***** MATERIAL FOR THIS EXERCISE
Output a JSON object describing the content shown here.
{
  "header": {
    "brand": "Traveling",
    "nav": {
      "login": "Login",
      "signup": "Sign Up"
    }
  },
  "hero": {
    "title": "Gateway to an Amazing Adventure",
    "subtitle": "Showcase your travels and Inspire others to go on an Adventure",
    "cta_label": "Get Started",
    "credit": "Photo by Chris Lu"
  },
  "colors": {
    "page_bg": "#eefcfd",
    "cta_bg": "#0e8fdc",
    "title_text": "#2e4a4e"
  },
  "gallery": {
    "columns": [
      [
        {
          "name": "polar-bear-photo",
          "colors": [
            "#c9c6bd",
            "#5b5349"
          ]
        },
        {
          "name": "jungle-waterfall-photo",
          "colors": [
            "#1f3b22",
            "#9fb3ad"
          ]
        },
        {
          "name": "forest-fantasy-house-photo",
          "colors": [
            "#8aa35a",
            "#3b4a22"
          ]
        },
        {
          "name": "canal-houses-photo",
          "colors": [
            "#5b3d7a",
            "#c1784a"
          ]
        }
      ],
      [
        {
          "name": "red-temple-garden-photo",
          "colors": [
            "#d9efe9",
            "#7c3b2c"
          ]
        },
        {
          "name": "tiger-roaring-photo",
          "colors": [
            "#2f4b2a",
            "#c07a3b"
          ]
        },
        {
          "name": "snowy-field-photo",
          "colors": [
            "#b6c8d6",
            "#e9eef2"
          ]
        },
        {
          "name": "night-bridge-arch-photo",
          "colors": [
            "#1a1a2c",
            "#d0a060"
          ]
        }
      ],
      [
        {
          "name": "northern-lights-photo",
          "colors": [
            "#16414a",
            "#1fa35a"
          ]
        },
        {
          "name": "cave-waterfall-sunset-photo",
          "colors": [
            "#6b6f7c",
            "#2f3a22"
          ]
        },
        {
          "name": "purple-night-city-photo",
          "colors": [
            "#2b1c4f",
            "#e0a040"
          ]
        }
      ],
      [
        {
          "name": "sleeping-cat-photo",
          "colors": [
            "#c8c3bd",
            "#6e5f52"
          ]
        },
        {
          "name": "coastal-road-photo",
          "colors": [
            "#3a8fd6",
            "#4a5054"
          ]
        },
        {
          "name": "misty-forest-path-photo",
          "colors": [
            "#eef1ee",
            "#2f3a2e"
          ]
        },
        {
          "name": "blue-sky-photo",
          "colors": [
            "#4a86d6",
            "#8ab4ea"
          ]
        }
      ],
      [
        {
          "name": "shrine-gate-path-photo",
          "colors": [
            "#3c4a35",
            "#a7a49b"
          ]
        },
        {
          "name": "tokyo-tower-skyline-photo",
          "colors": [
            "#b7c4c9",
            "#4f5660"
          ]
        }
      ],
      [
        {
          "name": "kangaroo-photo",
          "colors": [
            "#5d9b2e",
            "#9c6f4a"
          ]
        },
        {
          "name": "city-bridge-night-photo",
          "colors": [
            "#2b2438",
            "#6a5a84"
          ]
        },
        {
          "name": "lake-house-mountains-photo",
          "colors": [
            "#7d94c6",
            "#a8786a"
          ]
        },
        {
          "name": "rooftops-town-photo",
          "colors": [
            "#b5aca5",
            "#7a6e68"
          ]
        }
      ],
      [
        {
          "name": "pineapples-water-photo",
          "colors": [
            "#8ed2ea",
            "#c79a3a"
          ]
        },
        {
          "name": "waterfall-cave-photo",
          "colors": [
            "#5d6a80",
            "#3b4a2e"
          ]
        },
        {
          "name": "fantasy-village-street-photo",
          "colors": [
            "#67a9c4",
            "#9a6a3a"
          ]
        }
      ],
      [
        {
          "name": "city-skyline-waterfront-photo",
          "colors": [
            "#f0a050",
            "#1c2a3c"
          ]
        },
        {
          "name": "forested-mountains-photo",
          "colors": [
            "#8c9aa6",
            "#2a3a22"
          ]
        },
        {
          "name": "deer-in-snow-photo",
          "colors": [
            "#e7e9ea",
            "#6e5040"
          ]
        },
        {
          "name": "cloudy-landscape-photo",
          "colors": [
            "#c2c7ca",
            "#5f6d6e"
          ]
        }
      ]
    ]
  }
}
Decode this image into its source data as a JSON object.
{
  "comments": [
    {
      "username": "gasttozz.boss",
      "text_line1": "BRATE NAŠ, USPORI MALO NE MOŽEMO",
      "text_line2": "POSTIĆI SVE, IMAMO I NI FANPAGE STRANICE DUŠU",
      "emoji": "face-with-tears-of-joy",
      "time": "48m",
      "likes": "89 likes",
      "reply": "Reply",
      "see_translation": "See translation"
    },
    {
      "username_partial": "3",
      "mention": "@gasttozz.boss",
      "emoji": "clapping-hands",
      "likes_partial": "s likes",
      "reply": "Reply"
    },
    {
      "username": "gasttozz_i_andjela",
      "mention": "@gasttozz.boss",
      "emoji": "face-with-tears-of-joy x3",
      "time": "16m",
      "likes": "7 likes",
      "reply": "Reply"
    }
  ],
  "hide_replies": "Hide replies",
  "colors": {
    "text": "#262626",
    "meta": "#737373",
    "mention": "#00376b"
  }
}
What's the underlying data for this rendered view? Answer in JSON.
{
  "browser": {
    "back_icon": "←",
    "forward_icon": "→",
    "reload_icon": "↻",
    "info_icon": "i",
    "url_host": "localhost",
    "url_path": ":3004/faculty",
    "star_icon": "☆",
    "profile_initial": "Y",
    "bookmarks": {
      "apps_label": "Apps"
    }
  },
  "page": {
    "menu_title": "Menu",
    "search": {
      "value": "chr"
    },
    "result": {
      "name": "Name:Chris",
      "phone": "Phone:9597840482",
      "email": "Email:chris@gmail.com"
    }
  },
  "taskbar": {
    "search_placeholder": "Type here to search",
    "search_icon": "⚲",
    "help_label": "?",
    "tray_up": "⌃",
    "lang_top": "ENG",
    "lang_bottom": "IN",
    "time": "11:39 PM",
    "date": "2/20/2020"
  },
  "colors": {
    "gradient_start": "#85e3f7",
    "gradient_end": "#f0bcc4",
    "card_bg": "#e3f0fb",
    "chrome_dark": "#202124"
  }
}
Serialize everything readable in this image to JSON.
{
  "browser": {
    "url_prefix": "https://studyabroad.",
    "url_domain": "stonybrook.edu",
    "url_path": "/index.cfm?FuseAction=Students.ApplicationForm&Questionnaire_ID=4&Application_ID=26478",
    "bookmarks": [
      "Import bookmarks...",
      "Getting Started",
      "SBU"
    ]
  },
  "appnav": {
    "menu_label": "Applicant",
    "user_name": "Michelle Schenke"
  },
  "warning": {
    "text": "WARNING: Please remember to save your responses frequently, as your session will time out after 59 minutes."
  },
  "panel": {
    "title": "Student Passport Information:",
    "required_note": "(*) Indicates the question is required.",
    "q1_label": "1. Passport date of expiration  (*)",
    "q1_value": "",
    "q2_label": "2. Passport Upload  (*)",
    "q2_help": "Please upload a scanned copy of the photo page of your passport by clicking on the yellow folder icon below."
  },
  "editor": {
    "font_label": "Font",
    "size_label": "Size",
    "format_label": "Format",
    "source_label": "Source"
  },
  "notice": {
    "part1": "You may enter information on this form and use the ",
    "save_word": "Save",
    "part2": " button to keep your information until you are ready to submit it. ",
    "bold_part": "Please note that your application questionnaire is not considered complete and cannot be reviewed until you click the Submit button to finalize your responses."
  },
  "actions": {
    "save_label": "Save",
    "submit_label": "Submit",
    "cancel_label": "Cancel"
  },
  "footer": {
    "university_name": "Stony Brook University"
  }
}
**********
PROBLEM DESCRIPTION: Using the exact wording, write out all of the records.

TASK RESPONSE:
Output a JSON object describing the content shown here.
{
  "header": {
    "brand": "Traveling",
    "nav": {
      "login": "Login",
      "signup": "Sign Up"
    }
  },
  "hero": {
    "title": "Gateway to an Amazing Adventure",
    "subtitle": "Showcase your travels and Inspire others to go on an Adventure",
    "cta_label": "Get Started",
    "credit": "Photo by Chris Lu"
  },
  "colors": {
    "page_bg": "#eefcfd",
    "cta_bg": "#0e8fdc",
    "title_text": "#2e4a4e"
  },
  "gallery": {
    "columns": [
      [
        {
          "name": "polar-bear-photo",
          "colors": [
            "#c9c6bd",
            "#5b5349"
          ]
        },
        {
          "name": "jungle-waterfall-photo",
          "colors": [
            "#1f3b22",
            "#9fb3ad"
          ]
        },
        {
          "name": "forest-fantasy-house-photo",
          "colors": [
            "#8aa35a",
            "#3b4a22"
          ]
        },
        {
          "name": "canal-houses-photo",
          "colors": [
            "#5b3d7a",
            "#c1784a"
          ]
        }
      ],
      [
        {
          "name": "red-temple-garden-photo",
          "colors": [
            "#d9efe9",
            "#7c3b2c"
          ]
        },
        {
          "name": "tiger-roaring-photo",
          "colors": [
            "#2f4b2a",
            "#c07a3b"
          ]
        },
        {
          "name": "snowy-field-photo",
          "colors": [
            "#b6c8d6",
            "#e9eef2"
          ]
        },
        {
          "name": "night-bridge-arch-photo",
          "colors": [
            "#1a1a2c",
            "#d0a060"
          ]
        }
      ],
      [
        {
          "name": "northern-lights-photo",
          "colors": [
            "#16414a",
            "#1fa35a"
          ]
        },
        {
          "name": "cave-waterfall-sunset-photo",
          "colors": [
            "#6b6f7c",
            "#2f3a22"
          ]
        },
        {
          "name": "purple-night-city-photo",
          "colors": [
            "#2b1c4f",
            "#e0a040"
          ]
        }
      ],
      [
        {
          "name": "sleeping-cat-photo",
          "colors": [
            "#c8c3bd",
            "#6e5f52"
          ]
        },
        {
          "name": "coastal-road-photo",
          "colors": [
            "#3a8fd6",
            "#4a5054"
          ]
        },
        {
          "name": "misty-forest-path-photo",
          "colors": [
            "#eef1ee",
            "#2f3a2e"
          ]
        },
        {
          "name": "blue-sky-photo",
          "colors": [
            "#4a86d6",
            "#8ab4ea"
          ]
        }
      ],
      [
        {
          "name": "shrine-gate-path-photo",
          "colors": [
            "#3c4a35",
            "#a7a49b"
          ]
        },
        {
          "name": "tokyo-tower-skyline-photo",
          "colors": [
            "#b7c4c9",
            "#4f5660"
          ]
        }
      ],
      [
        {
          "name": "kangaroo-photo",
          "colors": [
            "#5d9b2e",
            "#9c6f4a"
          ]
        },
        {
          "name": "city-bridge-night-photo",
          "colors": [
            "#2b2438",
            "#6a5a84"
          ]
        },
        {
          "name": "lake-house-mountains-photo",
          "colors": [
            "#7d94c6",
            "#a8786a"
          ]
        },
        {
          "name": "rooftops-town-photo",
          "colors": [
            "#b5aca5",
            "#7a6e68"
          ]
        }
      ],
      [
        {
          "name": "pineapples-water-photo",
          "colors": [
            "#8ed2ea",
            "#c79a3a"
          ]
        },
        {
          "name": "waterfall-cave-photo",
          "colors": [
            "#5d6a80",
            "#3b4a2e"
          ]
        },
        {
          "name": "fantasy-village-street-photo",
          "colors": [
            "#67a9c4",
            "#9a6a3a"
          ]
        }
      ],
      [
        {
          "name": "city-skyline-waterfront-photo",
          "colors": [
            "#f0a050",
            "#1c2a3c"
          ]
        },
        {
          "name": "forested-mountains-photo",
          "colors": [
            "#8c9aa6",
            "#2a3a22"
          ]
        },
        {
          "name": "deer-in-snow-photo",
          "colors": [
            "#e7e9ea",
            "#6e5040"
          ]
        },
        {
          "name": "cloudy-landscape-photo",
          "colors": [
            "#c2c7ca",
            "#5f6d6e"
          ]
        }
      ]
    ]
  }
}
Decode this image into its source data as a JSON object.
{
  "comments": [
    {
      "username": "gasttozz.boss",
      "text_line1": "BRATE NAŠ, USPORI MALO NE MOŽEMO",
      "text_line2": "POSTIĆI SVE, IMAMO I NI FANPAGE STRANICE DUŠU",
      "emoji": "face-with-tears-of-joy",
      "time": "48m",
      "likes": "89 likes",
      "reply": "Reply",
      "see_translation": "See translation"
    },
    {
      "username_partial": "3",
      "mention": "@gasttozz.boss",
      "emoji": "clapping-hands",
      "likes_partial": "s likes",
      "reply": "Reply"
    },
    {
      "username": "gasttozz_i_andjela",
      "mention": "@gasttozz.boss",
      "emoji": "face-with-tears-of-joy x3",
      "time": "16m",
      "likes": "7 likes",
      "reply": "Reply"
    }
  ],
  "hide_replies": "Hide replies",
  "colors": {
    "text": "#262626",
    "meta": "#737373",
    "mention": "#00376b"
  }
}
What's the underlying data for this rendered view? Answer in JSON.
{
  "browser": {
    "back_icon": "←",
    "forward_icon": "→",
    "reload_icon": "↻",
    "info_icon": "i",
    "url_host": "localhost",
    "url_path": ":3004/faculty",
    "star_icon": "☆",
    "profile_initial": "Y",
    "bookmarks": {
      "apps_label": "Apps"
    }
  },
  "page": {
    "menu_title": "Menu",
    "search": {
      "value": "chr"
    },
    "result": {
      "name": "Name:Chris",
      "phone": "Phone:9597840482",
      "email": "Email:chris@gmail.com"
    }
  },
  "taskbar": {
    "search_placeholder": "Type here to search",
    "search_icon": "⚲",
    "help_label": "?",
    "tray_up": "⌃",
    "lang_top": "ENG",
    "lang_bottom": "IN",
    "time": "11:39 PM",
    "date": "2/20/2020"
  },
  "colors": {
    "gradient_start": "#85e3f7",
    "gradient_end": "#f0bcc4",
    "card_bg": "#e3f0fb",
    "chrome_dark": "#202124"
  }
}
Serialize everything readable in this image to JSON.
{
  "browser": {
    "url_prefix": "https://studyabroad.",
    "url_domain": "stonybrook.edu",
    "url_path": "/index.cfm?FuseAction=Students.ApplicationForm&Questionnaire_ID=4&Application_ID=26478",
    "bookmarks": [
      "Import bookmarks...",
      "Getting Started",
      "SBU"
    ]
  },
  "appnav": {
    "menu_label": "Applicant",
    "user_name": "Michelle Schenke"
  },
  "warning": {
    "text": "WARNING: Please remember to save your responses frequently, as your session will time out after 59 minutes."
  },
  "panel": {
    "title": "Student Passport Information:",
    "required_note": "(*) Indicates the question is required.",
    "q1_label": "1. Passport date of expiration  (*)",
    "q1_value": "",
    "q2_label": "2. Passport Upload  (*)",
    "q2_help": "Please upload a scanned copy of the photo page of your passport by clicking on the yellow folder icon below."
  },
  "editor": {
    "font_label": "Font",
    "size_label": "Size",
    "format_label": "Format",
    "source_label": "Source"
  },
  "notice": {
    "part1": "You may enter information on this form and use the ",
    "save_word": "Save",
    "part2": " button to keep your information until you are ready to submit it. ",
    "bold_part": "Please note that your application questionnaire is not considered complete and cannot be reviewed until you click the Submit button to finalize your responses."
  },
  "actions": {
    "save_label": "Save",
    "submit_label": "Submit",
    "cancel_label": "Cancel"
  },
  "footer": {
    "university_name": "Stony Brook University"
  }
}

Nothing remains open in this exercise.